> Material to process
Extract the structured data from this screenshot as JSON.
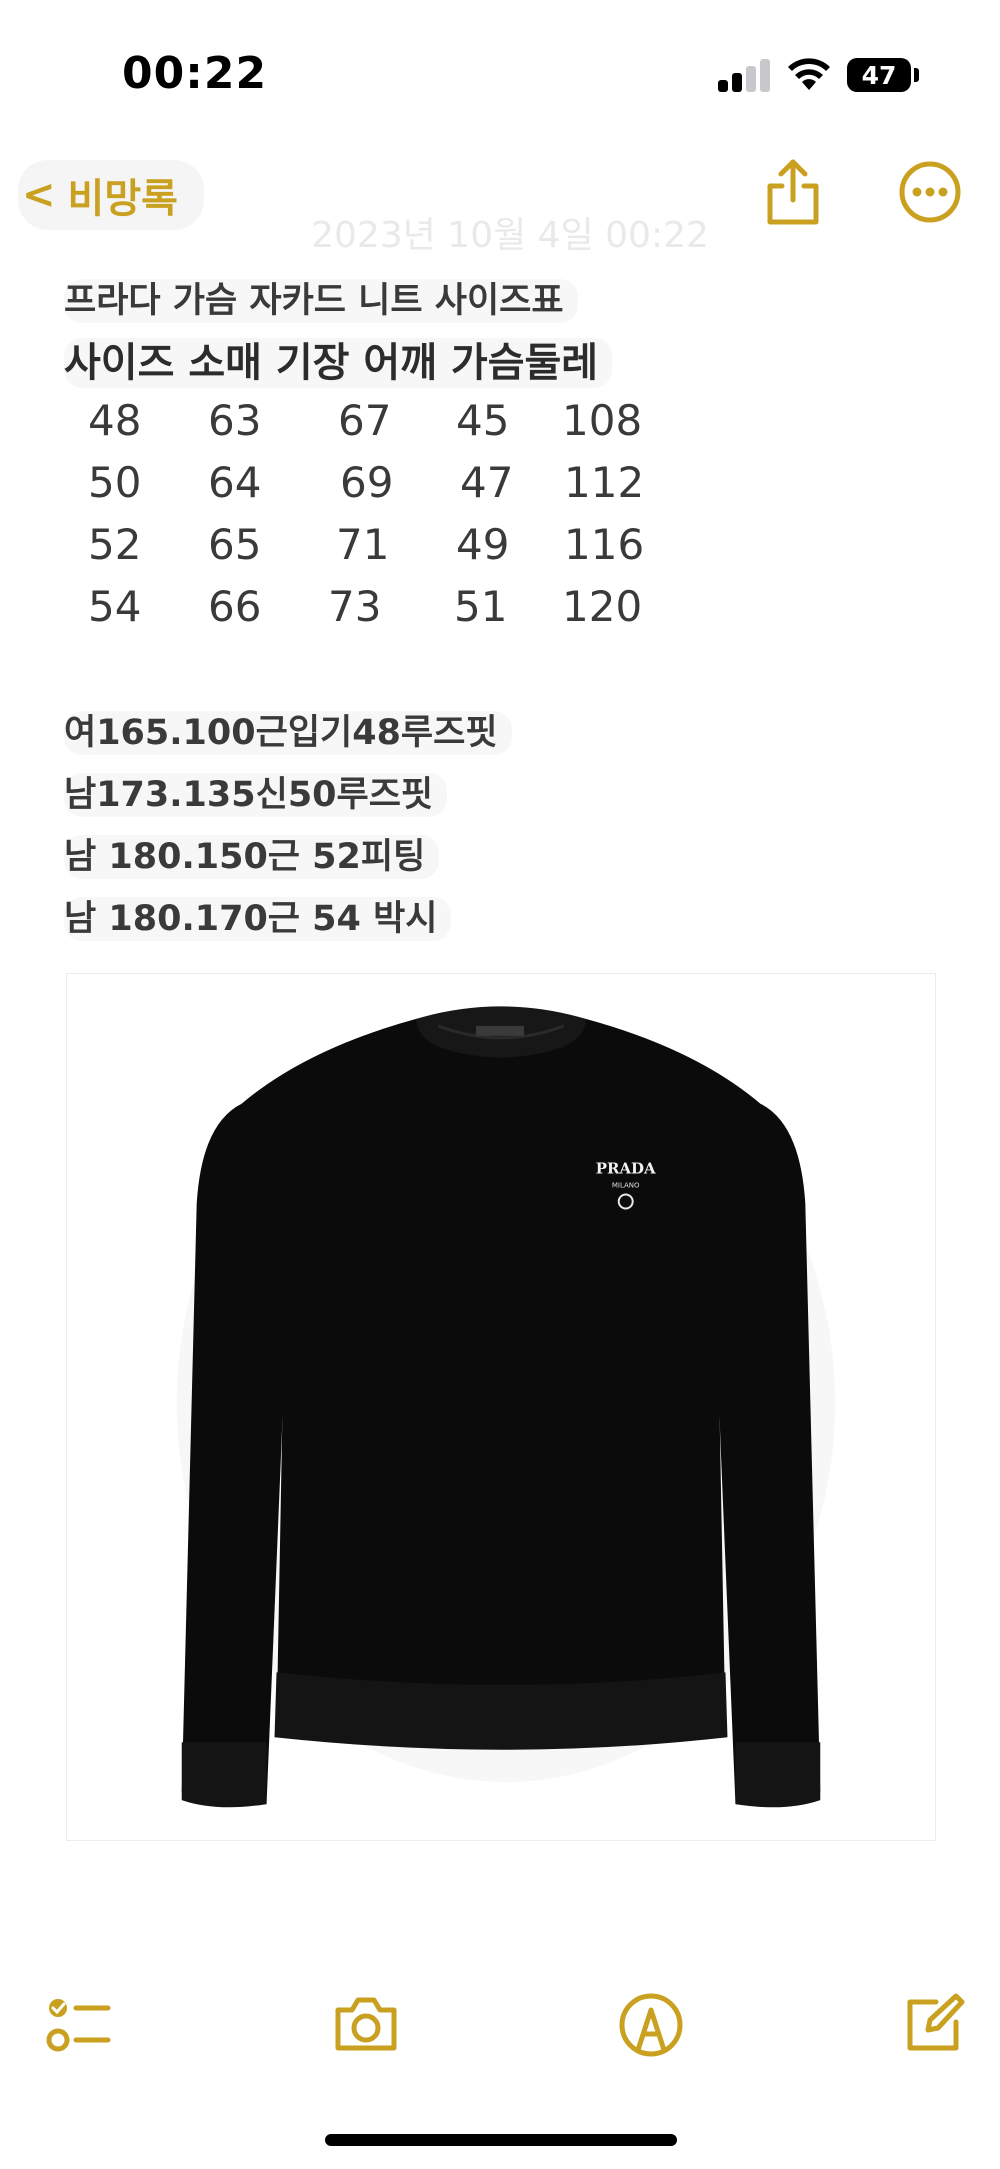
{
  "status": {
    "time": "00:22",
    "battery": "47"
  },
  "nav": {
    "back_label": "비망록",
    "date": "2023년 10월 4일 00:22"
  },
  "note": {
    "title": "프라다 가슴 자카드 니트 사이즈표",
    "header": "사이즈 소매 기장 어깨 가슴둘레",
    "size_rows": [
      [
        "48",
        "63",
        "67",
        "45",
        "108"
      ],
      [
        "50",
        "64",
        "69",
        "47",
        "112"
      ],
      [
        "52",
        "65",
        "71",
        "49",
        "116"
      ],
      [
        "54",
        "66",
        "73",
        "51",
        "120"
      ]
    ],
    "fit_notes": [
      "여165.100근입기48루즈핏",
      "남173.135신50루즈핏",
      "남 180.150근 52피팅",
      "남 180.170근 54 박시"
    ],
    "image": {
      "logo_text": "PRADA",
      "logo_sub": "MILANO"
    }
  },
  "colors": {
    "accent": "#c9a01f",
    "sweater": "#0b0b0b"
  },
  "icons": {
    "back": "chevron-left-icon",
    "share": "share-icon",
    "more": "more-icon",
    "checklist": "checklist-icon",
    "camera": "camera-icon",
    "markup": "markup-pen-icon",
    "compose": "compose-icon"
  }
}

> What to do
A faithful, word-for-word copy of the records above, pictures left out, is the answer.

> Task output
Extract the structured data from this screenshot as JSON.
{
  "status": {
    "time": "00:22",
    "battery": "47"
  },
  "nav": {
    "back_label": "비망록",
    "date": "2023년 10월 4일 00:22"
  },
  "note": {
    "title": "프라다 가슴 자카드 니트 사이즈표",
    "header": "사이즈 소매 기장 어깨 가슴둘레",
    "size_rows": [
      [
        "48",
        "63",
        "67",
        "45",
        "108"
      ],
      [
        "50",
        "64",
        "69",
        "47",
        "112"
      ],
      [
        "52",
        "65",
        "71",
        "49",
        "116"
      ],
      [
        "54",
        "66",
        "73",
        "51",
        "120"
      ]
    ],
    "fit_notes": [
      "여165.100근입기48루즈핏",
      "남173.135신50루즈핏",
      "남 180.150근 52피팅",
      "남 180.170근 54 박시"
    ],
    "image": {
      "logo_text": "PRADA",
      "logo_sub": "MILANO"
    }
  },
  "colors": {
    "accent": "#c9a01f",
    "sweater": "#0b0b0b"
  },
  "icons": {
    "back": "chevron-left-icon",
    "share": "share-icon",
    "more": "more-icon",
    "checklist": "checklist-icon",
    "camera": "camera-icon",
    "markup": "markup-pen-icon",
    "compose": "compose-icon"
  }
}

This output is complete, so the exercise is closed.